A message from Aldeburgh…

Tuesday 3 November 2015

While we’ll be revealing the programme for our next StAnza festival later this month, our sister festival in Aldeburgh starts later this week.  We’re delighted to be sharing this message from their new Festival Director, Ellen McAteer, for whom this will be her first festival in post.

I left Scotland to take over the Aldeburgh Poetry Festival just after a revolution. At least that’s how it felt to be there during the referendum, whatever the result and whatever you voted for.

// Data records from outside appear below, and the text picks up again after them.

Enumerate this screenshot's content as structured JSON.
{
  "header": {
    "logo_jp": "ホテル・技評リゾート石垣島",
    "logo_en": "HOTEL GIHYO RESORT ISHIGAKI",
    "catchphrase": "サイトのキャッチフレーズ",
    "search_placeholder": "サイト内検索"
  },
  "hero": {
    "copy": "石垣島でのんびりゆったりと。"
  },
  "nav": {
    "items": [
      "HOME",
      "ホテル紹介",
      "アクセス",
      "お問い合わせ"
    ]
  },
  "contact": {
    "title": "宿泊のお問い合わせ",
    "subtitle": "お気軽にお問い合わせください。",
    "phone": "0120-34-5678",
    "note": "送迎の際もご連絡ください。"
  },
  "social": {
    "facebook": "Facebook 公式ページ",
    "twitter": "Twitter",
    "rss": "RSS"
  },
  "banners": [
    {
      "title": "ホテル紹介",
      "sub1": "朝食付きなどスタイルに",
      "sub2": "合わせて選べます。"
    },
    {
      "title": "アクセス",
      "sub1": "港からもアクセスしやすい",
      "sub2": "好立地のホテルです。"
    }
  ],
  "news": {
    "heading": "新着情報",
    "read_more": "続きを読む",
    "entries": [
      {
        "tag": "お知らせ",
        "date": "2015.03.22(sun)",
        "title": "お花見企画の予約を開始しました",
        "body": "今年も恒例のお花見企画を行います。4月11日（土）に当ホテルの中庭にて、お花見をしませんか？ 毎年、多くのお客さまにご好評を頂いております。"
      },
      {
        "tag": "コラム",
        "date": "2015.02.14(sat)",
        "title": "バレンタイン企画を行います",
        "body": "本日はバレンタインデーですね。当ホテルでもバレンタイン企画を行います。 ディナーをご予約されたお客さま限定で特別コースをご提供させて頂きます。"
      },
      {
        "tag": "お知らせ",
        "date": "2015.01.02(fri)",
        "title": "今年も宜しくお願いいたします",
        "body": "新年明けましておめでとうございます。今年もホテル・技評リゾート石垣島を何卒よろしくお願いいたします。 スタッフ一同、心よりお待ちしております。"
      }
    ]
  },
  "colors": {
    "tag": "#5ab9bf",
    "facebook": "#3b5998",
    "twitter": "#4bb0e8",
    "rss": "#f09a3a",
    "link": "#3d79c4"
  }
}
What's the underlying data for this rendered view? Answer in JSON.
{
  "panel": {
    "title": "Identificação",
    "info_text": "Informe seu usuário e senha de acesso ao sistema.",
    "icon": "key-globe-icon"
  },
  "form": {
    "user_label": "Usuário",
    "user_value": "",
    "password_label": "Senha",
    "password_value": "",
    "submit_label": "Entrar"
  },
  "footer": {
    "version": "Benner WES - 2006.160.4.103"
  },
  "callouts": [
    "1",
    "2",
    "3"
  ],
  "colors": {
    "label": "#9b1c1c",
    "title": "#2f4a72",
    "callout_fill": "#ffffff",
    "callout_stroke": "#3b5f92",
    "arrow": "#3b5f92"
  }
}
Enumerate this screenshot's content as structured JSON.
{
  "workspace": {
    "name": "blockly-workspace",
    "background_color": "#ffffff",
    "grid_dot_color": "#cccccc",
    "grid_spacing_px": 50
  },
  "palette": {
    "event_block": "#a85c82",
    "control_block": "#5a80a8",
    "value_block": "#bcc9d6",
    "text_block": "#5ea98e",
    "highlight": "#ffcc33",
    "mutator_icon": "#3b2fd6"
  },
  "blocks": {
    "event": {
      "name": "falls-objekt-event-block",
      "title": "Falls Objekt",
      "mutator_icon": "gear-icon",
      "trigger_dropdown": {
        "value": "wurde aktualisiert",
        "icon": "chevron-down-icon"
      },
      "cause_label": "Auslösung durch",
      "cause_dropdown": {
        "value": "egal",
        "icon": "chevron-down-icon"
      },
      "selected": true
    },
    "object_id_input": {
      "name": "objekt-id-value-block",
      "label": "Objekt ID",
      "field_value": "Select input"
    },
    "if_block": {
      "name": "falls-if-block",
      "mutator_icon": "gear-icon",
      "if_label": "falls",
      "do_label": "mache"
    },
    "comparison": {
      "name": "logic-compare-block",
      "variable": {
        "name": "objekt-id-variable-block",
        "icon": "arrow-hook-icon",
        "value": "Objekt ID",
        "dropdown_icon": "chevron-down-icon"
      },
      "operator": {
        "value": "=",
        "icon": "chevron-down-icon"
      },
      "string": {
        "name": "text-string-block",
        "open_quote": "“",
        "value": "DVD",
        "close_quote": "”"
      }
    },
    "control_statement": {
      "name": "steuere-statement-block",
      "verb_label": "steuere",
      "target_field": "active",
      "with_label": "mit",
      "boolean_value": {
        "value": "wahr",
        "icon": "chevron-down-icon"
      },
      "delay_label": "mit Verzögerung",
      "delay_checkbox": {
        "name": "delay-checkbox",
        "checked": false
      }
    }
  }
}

People were speaking up for what they believed in. They were exercising their right to freedom.

At last year’s Aldeburgh Poetry Festival, Kathleen Jamie broke the silence on what had happened in Scotland the month before by reading a series of poems on what the year leading up to the referendum had meant for her. She left the crowd cheering by pointing out that those in England had the same freedom to express their concerns to Westminster: ‘that was just a bunch of sweaty overexcited jocks,’ she joked, ‘imagine what you can do!’

A year later and the 27th Aldeburgh Poetry Festival is upon us, with a theme of Poetry and Freedom. There will be a good representative number of Scots born, raised and by adoption there – John Burnside, Kei Miller, Gerry Loose, Morven Gregor, Christie Williamson, Anna Crowe, Hazel Frew, JL Williams – and course Jim Carruth is shortlisted for the Fenton Aldeburgh First Collection Prize – the first Scottish poet published by a Scottish publisher to be so, as far as I know! But there will also be voices for freedom from across the UK and around the globe: Mexican poet Pedro Serrano, Kurdish poet Choman Hardi, Jane Duran from Cuba via Canada, Kim Addonizio and Tony Hoagland from the US, and Valerie Rouzeau from France, as well as YouTube sensation and speaker on freedoms from immigration to breast feeding Hollie McNish, and speaker in various tongues Zaffar Kunial. Joanne Limburg will be turning children and adults Bookside Down, Dorothea Smarrt will be telling tales of ‘queer goings on’, Jack Rooke will be putting the ‘good’ back into ‘grief’ and Jeremy Reed will be keeping it rock and roll.

This has been a year of terrifying freedom and change at the Poetry Trust, and the outcome of the consequent revolution is still to be decided. Come and join the conversation. Vote with your feet. There will be debates, discussions and an open mic – we are all about freedom of speech this year. From across the (un-)United Kingdom and further borders drawn and re-drawn, a gathering of poets will come to the Suffolk Coast on November 6th-8th to demonstrate that poetry IS freedom, in its purest expression.

Ellen McAteer
Aldeburgh Festival Director